Task item
Reply with nothing but how many lines in the entries below include "this".

[Element data from apps and pages]
Content starts
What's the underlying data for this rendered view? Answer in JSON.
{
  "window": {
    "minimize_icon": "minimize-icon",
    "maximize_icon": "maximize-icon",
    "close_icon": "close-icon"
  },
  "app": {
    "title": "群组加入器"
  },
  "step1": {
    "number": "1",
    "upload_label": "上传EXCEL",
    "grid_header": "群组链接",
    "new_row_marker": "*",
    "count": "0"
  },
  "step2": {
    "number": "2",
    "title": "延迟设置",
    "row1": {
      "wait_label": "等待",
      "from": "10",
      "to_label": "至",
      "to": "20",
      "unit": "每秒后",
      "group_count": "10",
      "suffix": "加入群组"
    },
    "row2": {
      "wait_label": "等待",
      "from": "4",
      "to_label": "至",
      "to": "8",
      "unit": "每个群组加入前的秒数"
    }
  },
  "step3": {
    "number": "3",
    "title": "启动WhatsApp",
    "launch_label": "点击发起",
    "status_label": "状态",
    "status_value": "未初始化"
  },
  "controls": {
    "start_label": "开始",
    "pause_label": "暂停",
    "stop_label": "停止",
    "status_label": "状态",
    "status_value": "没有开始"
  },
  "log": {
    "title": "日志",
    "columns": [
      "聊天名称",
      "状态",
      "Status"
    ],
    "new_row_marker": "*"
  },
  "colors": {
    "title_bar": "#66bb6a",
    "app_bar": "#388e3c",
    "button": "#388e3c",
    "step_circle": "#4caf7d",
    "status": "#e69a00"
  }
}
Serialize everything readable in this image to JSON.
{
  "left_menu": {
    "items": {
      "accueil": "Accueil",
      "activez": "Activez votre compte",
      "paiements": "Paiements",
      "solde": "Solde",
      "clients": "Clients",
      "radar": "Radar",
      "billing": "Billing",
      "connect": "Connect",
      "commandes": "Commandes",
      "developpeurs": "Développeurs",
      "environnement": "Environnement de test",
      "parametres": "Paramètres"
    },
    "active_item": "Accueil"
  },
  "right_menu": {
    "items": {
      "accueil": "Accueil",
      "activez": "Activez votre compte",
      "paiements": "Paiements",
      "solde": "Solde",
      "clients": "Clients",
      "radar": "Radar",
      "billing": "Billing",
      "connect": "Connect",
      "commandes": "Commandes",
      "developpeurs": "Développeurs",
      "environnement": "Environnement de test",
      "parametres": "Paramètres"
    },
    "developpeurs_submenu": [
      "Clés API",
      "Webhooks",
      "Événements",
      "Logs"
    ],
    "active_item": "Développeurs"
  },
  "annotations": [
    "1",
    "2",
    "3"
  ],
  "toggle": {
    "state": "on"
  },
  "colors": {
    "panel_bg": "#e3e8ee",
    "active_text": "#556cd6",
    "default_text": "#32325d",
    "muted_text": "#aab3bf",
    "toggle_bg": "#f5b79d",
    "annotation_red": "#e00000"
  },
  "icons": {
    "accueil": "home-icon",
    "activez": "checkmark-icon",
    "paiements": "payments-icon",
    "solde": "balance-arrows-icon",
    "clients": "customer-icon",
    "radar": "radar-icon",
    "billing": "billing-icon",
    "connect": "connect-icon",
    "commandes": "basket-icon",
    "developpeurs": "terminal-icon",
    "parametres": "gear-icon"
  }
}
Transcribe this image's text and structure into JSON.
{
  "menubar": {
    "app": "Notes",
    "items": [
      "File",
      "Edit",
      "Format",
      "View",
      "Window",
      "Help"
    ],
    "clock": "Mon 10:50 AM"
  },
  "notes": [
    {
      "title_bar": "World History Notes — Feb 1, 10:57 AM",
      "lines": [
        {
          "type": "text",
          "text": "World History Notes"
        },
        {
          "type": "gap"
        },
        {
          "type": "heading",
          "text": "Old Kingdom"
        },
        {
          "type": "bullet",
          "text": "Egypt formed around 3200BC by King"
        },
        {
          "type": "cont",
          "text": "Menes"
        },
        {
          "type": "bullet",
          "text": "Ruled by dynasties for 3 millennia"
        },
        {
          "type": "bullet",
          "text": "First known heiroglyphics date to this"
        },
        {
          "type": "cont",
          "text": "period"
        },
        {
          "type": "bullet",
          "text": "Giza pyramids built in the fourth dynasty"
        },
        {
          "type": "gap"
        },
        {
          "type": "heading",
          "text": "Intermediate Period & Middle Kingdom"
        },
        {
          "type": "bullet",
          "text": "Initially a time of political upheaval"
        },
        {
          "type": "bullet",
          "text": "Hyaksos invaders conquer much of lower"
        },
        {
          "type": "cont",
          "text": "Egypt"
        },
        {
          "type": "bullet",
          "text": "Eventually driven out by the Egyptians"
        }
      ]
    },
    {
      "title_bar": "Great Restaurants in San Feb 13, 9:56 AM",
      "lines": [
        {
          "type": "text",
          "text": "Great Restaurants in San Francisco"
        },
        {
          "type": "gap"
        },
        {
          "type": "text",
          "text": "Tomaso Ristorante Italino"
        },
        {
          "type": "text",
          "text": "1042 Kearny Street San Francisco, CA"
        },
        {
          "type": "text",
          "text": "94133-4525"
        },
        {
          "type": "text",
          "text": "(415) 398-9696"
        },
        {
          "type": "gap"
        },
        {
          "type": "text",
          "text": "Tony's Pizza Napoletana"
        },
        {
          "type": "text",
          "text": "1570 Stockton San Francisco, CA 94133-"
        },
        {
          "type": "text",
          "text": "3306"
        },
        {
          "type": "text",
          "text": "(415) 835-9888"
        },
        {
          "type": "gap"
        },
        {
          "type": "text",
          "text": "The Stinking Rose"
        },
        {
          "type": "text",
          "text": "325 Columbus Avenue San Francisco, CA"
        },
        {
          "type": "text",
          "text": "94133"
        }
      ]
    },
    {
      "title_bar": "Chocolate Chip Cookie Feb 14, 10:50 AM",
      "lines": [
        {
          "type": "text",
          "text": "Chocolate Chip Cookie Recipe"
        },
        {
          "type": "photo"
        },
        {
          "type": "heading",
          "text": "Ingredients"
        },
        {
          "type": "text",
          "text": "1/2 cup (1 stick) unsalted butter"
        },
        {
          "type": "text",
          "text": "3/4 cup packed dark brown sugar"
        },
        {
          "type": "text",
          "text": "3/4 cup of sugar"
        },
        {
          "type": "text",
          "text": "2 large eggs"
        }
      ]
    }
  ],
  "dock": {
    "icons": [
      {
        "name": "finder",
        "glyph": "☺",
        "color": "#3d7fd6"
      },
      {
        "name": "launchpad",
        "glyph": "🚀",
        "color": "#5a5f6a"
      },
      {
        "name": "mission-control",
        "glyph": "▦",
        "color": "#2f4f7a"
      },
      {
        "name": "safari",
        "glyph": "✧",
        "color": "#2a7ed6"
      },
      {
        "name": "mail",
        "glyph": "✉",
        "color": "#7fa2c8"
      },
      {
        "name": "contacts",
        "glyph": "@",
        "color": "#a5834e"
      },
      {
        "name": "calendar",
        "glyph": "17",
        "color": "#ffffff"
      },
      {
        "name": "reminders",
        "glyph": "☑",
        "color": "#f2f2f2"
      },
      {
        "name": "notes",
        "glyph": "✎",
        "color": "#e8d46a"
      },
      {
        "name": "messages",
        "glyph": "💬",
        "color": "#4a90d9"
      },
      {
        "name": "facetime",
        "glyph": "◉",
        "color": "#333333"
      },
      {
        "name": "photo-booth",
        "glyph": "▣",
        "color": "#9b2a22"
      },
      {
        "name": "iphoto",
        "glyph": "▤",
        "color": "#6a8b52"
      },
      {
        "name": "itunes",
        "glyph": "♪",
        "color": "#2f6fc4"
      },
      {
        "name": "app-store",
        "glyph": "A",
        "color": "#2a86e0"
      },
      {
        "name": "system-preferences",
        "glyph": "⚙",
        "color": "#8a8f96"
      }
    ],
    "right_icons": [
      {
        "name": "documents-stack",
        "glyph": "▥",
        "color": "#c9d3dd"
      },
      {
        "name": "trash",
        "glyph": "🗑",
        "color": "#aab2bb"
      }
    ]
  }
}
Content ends
Written answer
4